• **Problem requirements**:
Give every entry below again, exactly as written, and skip the images.

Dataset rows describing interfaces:

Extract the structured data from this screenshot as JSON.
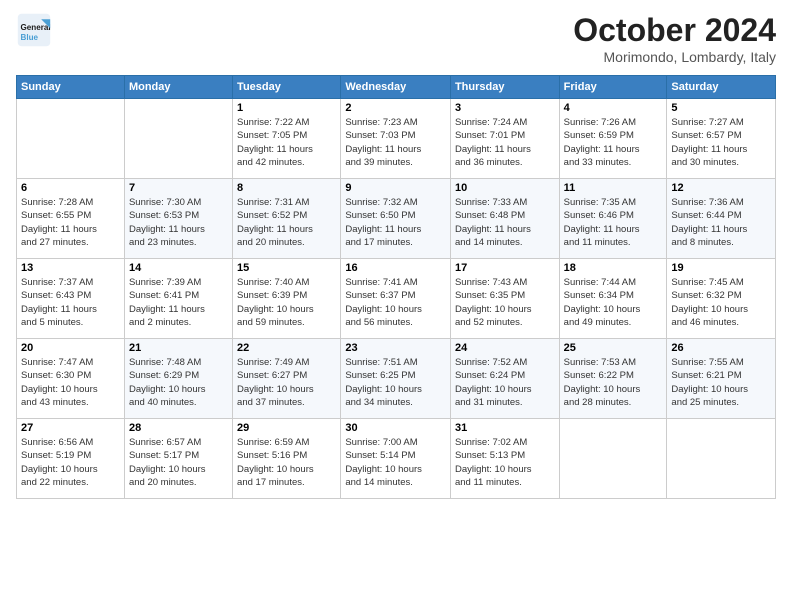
{
  "header": {
    "logo_line1": "General",
    "logo_line2": "Blue",
    "month_title": "October 2024",
    "subtitle": "Morimondo, Lombardy, Italy"
  },
  "weekdays": [
    "Sunday",
    "Monday",
    "Tuesday",
    "Wednesday",
    "Thursday",
    "Friday",
    "Saturday"
  ],
  "weeks": [
    [
      {
        "day": "",
        "info": ""
      },
      {
        "day": "",
        "info": ""
      },
      {
        "day": "1",
        "info": "Sunrise: 7:22 AM\nSunset: 7:05 PM\nDaylight: 11 hours\nand 42 minutes."
      },
      {
        "day": "2",
        "info": "Sunrise: 7:23 AM\nSunset: 7:03 PM\nDaylight: 11 hours\nand 39 minutes."
      },
      {
        "day": "3",
        "info": "Sunrise: 7:24 AM\nSunset: 7:01 PM\nDaylight: 11 hours\nand 36 minutes."
      },
      {
        "day": "4",
        "info": "Sunrise: 7:26 AM\nSunset: 6:59 PM\nDaylight: 11 hours\nand 33 minutes."
      },
      {
        "day": "5",
        "info": "Sunrise: 7:27 AM\nSunset: 6:57 PM\nDaylight: 11 hours\nand 30 minutes."
      }
    ],
    [
      {
        "day": "6",
        "info": "Sunrise: 7:28 AM\nSunset: 6:55 PM\nDaylight: 11 hours\nand 27 minutes."
      },
      {
        "day": "7",
        "info": "Sunrise: 7:30 AM\nSunset: 6:53 PM\nDaylight: 11 hours\nand 23 minutes."
      },
      {
        "day": "8",
        "info": "Sunrise: 7:31 AM\nSunset: 6:52 PM\nDaylight: 11 hours\nand 20 minutes."
      },
      {
        "day": "9",
        "info": "Sunrise: 7:32 AM\nSunset: 6:50 PM\nDaylight: 11 hours\nand 17 minutes."
      },
      {
        "day": "10",
        "info": "Sunrise: 7:33 AM\nSunset: 6:48 PM\nDaylight: 11 hours\nand 14 minutes."
      },
      {
        "day": "11",
        "info": "Sunrise: 7:35 AM\nSunset: 6:46 PM\nDaylight: 11 hours\nand 11 minutes."
      },
      {
        "day": "12",
        "info": "Sunrise: 7:36 AM\nSunset: 6:44 PM\nDaylight: 11 hours\nand 8 minutes."
      }
    ],
    [
      {
        "day": "13",
        "info": "Sunrise: 7:37 AM\nSunset: 6:43 PM\nDaylight: 11 hours\nand 5 minutes."
      },
      {
        "day": "14",
        "info": "Sunrise: 7:39 AM\nSunset: 6:41 PM\nDaylight: 11 hours\nand 2 minutes."
      },
      {
        "day": "15",
        "info": "Sunrise: 7:40 AM\nSunset: 6:39 PM\nDaylight: 10 hours\nand 59 minutes."
      },
      {
        "day": "16",
        "info": "Sunrise: 7:41 AM\nSunset: 6:37 PM\nDaylight: 10 hours\nand 56 minutes."
      },
      {
        "day": "17",
        "info": "Sunrise: 7:43 AM\nSunset: 6:35 PM\nDaylight: 10 hours\nand 52 minutes."
      },
      {
        "day": "18",
        "info": "Sunrise: 7:44 AM\nSunset: 6:34 PM\nDaylight: 10 hours\nand 49 minutes."
      },
      {
        "day": "19",
        "info": "Sunrise: 7:45 AM\nSunset: 6:32 PM\nDaylight: 10 hours\nand 46 minutes."
      }
    ],
    [
      {
        "day": "20",
        "info": "Sunrise: 7:47 AM\nSunset: 6:30 PM\nDaylight: 10 hours\nand 43 minutes."
      },
      {
        "day": "21",
        "info": "Sunrise: 7:48 AM\nSunset: 6:29 PM\nDaylight: 10 hours\nand 40 minutes."
      },
      {
        "day": "22",
        "info": "Sunrise: 7:49 AM\nSunset: 6:27 PM\nDaylight: 10 hours\nand 37 minutes."
      },
      {
        "day": "23",
        "info": "Sunrise: 7:51 AM\nSunset: 6:25 PM\nDaylight: 10 hours\nand 34 minutes."
      },
      {
        "day": "24",
        "info": "Sunrise: 7:52 AM\nSunset: 6:24 PM\nDaylight: 10 hours\nand 31 minutes."
      },
      {
        "day": "25",
        "info": "Sunrise: 7:53 AM\nSunset: 6:22 PM\nDaylight: 10 hours\nand 28 minutes."
      },
      {
        "day": "26",
        "info": "Sunrise: 7:55 AM\nSunset: 6:21 PM\nDaylight: 10 hours\nand 25 minutes."
      }
    ],
    [
      {
        "day": "27",
        "info": "Sunrise: 6:56 AM\nSunset: 5:19 PM\nDaylight: 10 hours\nand 22 minutes."
      },
      {
        "day": "28",
        "info": "Sunrise: 6:57 AM\nSunset: 5:17 PM\nDaylight: 10 hours\nand 20 minutes."
      },
      {
        "day": "29",
        "info": "Sunrise: 6:59 AM\nSunset: 5:16 PM\nDaylight: 10 hours\nand 17 minutes."
      },
      {
        "day": "30",
        "info": "Sunrise: 7:00 AM\nSunset: 5:14 PM\nDaylight: 10 hours\nand 14 minutes."
      },
      {
        "day": "31",
        "info": "Sunrise: 7:02 AM\nSunset: 5:13 PM\nDaylight: 10 hours\nand 11 minutes."
      },
      {
        "day": "",
        "info": ""
      },
      {
        "day": "",
        "info": ""
      }
    ]
  ]
}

• **Output**:
Extract the structured data from this screenshot as JSON.
{
  "header": {
    "logo_line1": "General",
    "logo_line2": "Blue",
    "month_title": "October 2024",
    "subtitle": "Morimondo, Lombardy, Italy"
  },
  "weekdays": [
    "Sunday",
    "Monday",
    "Tuesday",
    "Wednesday",
    "Thursday",
    "Friday",
    "Saturday"
  ],
  "weeks": [
    [
      {
        "day": "",
        "info": ""
      },
      {
        "day": "",
        "info": ""
      },
      {
        "day": "1",
        "info": "Sunrise: 7:22 AM\nSunset: 7:05 PM\nDaylight: 11 hours\nand 42 minutes."
      },
      {
        "day": "2",
        "info": "Sunrise: 7:23 AM\nSunset: 7:03 PM\nDaylight: 11 hours\nand 39 minutes."
      },
      {
        "day": "3",
        "info": "Sunrise: 7:24 AM\nSunset: 7:01 PM\nDaylight: 11 hours\nand 36 minutes."
      },
      {
        "day": "4",
        "info": "Sunrise: 7:26 AM\nSunset: 6:59 PM\nDaylight: 11 hours\nand 33 minutes."
      },
      {
        "day": "5",
        "info": "Sunrise: 7:27 AM\nSunset: 6:57 PM\nDaylight: 11 hours\nand 30 minutes."
      }
    ],
    [
      {
        "day": "6",
        "info": "Sunrise: 7:28 AM\nSunset: 6:55 PM\nDaylight: 11 hours\nand 27 minutes."
      },
      {
        "day": "7",
        "info": "Sunrise: 7:30 AM\nSunset: 6:53 PM\nDaylight: 11 hours\nand 23 minutes."
      },
      {
        "day": "8",
        "info": "Sunrise: 7:31 AM\nSunset: 6:52 PM\nDaylight: 11 hours\nand 20 minutes."
      },
      {
        "day": "9",
        "info": "Sunrise: 7:32 AM\nSunset: 6:50 PM\nDaylight: 11 hours\nand 17 minutes."
      },
      {
        "day": "10",
        "info": "Sunrise: 7:33 AM\nSunset: 6:48 PM\nDaylight: 11 hours\nand 14 minutes."
      },
      {
        "day": "11",
        "info": "Sunrise: 7:35 AM\nSunset: 6:46 PM\nDaylight: 11 hours\nand 11 minutes."
      },
      {
        "day": "12",
        "info": "Sunrise: 7:36 AM\nSunset: 6:44 PM\nDaylight: 11 hours\nand 8 minutes."
      }
    ],
    [
      {
        "day": "13",
        "info": "Sunrise: 7:37 AM\nSunset: 6:43 PM\nDaylight: 11 hours\nand 5 minutes."
      },
      {
        "day": "14",
        "info": "Sunrise: 7:39 AM\nSunset: 6:41 PM\nDaylight: 11 hours\nand 2 minutes."
      },
      {
        "day": "15",
        "info": "Sunrise: 7:40 AM\nSunset: 6:39 PM\nDaylight: 10 hours\nand 59 minutes."
      },
      {
        "day": "16",
        "info": "Sunrise: 7:41 AM\nSunset: 6:37 PM\nDaylight: 10 hours\nand 56 minutes."
      },
      {
        "day": "17",
        "info": "Sunrise: 7:43 AM\nSunset: 6:35 PM\nDaylight: 10 hours\nand 52 minutes."
      },
      {
        "day": "18",
        "info": "Sunrise: 7:44 AM\nSunset: 6:34 PM\nDaylight: 10 hours\nand 49 minutes."
      },
      {
        "day": "19",
        "info": "Sunrise: 7:45 AM\nSunset: 6:32 PM\nDaylight: 10 hours\nand 46 minutes."
      }
    ],
    [
      {
        "day": "20",
        "info": "Sunrise: 7:47 AM\nSunset: 6:30 PM\nDaylight: 10 hours\nand 43 minutes."
      },
      {
        "day": "21",
        "info": "Sunrise: 7:48 AM\nSunset: 6:29 PM\nDaylight: 10 hours\nand 40 minutes."
      },
      {
        "day": "22",
        "info": "Sunrise: 7:49 AM\nSunset: 6:27 PM\nDaylight: 10 hours\nand 37 minutes."
      },
      {
        "day": "23",
        "info": "Sunrise: 7:51 AM\nSunset: 6:25 PM\nDaylight: 10 hours\nand 34 minutes."
      },
      {
        "day": "24",
        "info": "Sunrise: 7:52 AM\nSunset: 6:24 PM\nDaylight: 10 hours\nand 31 minutes."
      },
      {
        "day": "25",
        "info": "Sunrise: 7:53 AM\nSunset: 6:22 PM\nDaylight: 10 hours\nand 28 minutes."
      },
      {
        "day": "26",
        "info": "Sunrise: 7:55 AM\nSunset: 6:21 PM\nDaylight: 10 hours\nand 25 minutes."
      }
    ],
    [
      {
        "day": "27",
        "info": "Sunrise: 6:56 AM\nSunset: 5:19 PM\nDaylight: 10 hours\nand 22 minutes."
      },
      {
        "day": "28",
        "info": "Sunrise: 6:57 AM\nSunset: 5:17 PM\nDaylight: 10 hours\nand 20 minutes."
      },
      {
        "day": "29",
        "info": "Sunrise: 6:59 AM\nSunset: 5:16 PM\nDaylight: 10 hours\nand 17 minutes."
      },
      {
        "day": "30",
        "info": "Sunrise: 7:00 AM\nSunset: 5:14 PM\nDaylight: 10 hours\nand 14 minutes."
      },
      {
        "day": "31",
        "info": "Sunrise: 7:02 AM\nSunset: 5:13 PM\nDaylight: 10 hours\nand 11 minutes."
      },
      {
        "day": "",
        "info": ""
      },
      {
        "day": "",
        "info": ""
      }
    ]
  ]
}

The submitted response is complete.